[Supplied data — start]

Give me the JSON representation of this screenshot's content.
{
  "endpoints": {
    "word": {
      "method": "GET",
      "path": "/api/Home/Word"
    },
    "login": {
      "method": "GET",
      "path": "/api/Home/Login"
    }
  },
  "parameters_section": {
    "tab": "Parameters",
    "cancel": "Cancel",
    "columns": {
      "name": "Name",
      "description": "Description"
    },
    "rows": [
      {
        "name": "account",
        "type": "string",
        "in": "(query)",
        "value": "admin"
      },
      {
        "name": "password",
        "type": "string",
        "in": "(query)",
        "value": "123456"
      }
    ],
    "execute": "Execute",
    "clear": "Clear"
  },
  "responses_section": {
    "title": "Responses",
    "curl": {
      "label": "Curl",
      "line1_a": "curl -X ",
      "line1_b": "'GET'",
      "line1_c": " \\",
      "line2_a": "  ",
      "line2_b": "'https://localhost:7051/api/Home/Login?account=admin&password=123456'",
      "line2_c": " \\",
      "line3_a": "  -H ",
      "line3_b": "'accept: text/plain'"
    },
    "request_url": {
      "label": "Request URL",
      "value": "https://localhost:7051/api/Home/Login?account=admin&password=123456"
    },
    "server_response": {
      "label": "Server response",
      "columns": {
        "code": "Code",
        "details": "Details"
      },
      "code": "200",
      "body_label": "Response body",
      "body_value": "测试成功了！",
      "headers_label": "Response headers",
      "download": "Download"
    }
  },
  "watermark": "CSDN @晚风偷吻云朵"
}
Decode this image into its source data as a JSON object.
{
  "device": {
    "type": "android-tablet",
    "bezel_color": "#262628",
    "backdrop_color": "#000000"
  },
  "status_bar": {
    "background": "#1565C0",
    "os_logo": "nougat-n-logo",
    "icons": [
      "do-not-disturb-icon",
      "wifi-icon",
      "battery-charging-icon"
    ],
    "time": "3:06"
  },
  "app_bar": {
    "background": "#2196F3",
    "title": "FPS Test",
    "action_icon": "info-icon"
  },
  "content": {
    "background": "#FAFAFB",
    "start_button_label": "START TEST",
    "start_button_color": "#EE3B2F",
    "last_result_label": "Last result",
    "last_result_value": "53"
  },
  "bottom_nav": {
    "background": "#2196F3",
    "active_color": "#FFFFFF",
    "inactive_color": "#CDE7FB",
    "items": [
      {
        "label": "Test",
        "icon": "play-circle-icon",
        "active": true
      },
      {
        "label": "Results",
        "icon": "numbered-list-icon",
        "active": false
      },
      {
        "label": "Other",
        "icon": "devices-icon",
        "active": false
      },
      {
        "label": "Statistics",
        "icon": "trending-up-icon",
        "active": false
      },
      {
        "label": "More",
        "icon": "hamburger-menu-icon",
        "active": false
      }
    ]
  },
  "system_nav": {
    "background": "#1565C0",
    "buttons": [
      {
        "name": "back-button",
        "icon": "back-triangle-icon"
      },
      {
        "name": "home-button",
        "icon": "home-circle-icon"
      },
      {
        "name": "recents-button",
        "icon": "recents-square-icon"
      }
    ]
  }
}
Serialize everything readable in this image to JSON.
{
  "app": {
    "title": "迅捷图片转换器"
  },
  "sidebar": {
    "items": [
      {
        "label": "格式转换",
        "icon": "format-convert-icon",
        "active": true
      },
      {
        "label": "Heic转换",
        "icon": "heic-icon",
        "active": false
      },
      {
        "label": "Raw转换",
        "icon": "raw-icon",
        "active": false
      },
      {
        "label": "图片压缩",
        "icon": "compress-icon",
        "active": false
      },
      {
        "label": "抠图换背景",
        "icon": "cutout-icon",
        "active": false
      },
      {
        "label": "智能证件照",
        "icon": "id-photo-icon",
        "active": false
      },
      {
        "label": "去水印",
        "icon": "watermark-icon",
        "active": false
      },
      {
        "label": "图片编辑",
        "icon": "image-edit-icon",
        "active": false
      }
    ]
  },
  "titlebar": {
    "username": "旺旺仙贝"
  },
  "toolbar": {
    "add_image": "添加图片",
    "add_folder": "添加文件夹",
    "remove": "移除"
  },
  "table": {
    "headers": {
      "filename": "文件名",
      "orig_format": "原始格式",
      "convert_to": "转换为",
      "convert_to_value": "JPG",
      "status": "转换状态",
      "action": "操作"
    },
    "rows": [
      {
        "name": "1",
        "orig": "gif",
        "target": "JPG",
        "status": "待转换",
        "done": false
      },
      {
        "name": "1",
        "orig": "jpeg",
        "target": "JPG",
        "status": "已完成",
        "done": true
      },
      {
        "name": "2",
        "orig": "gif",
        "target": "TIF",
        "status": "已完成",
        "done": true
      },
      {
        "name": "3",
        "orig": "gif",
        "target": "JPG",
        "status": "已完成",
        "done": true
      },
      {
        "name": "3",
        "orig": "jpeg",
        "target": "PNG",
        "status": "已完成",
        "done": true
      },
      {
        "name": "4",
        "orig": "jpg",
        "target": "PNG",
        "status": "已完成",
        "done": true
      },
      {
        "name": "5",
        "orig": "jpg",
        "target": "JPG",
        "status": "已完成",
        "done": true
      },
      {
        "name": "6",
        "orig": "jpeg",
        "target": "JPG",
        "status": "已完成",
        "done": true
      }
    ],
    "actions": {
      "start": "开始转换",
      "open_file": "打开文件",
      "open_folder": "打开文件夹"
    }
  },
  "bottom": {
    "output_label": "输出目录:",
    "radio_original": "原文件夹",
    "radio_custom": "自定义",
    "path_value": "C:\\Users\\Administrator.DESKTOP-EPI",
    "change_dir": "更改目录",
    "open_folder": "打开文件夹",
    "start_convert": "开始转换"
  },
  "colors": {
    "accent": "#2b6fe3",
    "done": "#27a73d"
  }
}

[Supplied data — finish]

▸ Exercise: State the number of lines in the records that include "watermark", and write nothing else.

▸ Solved problem: 2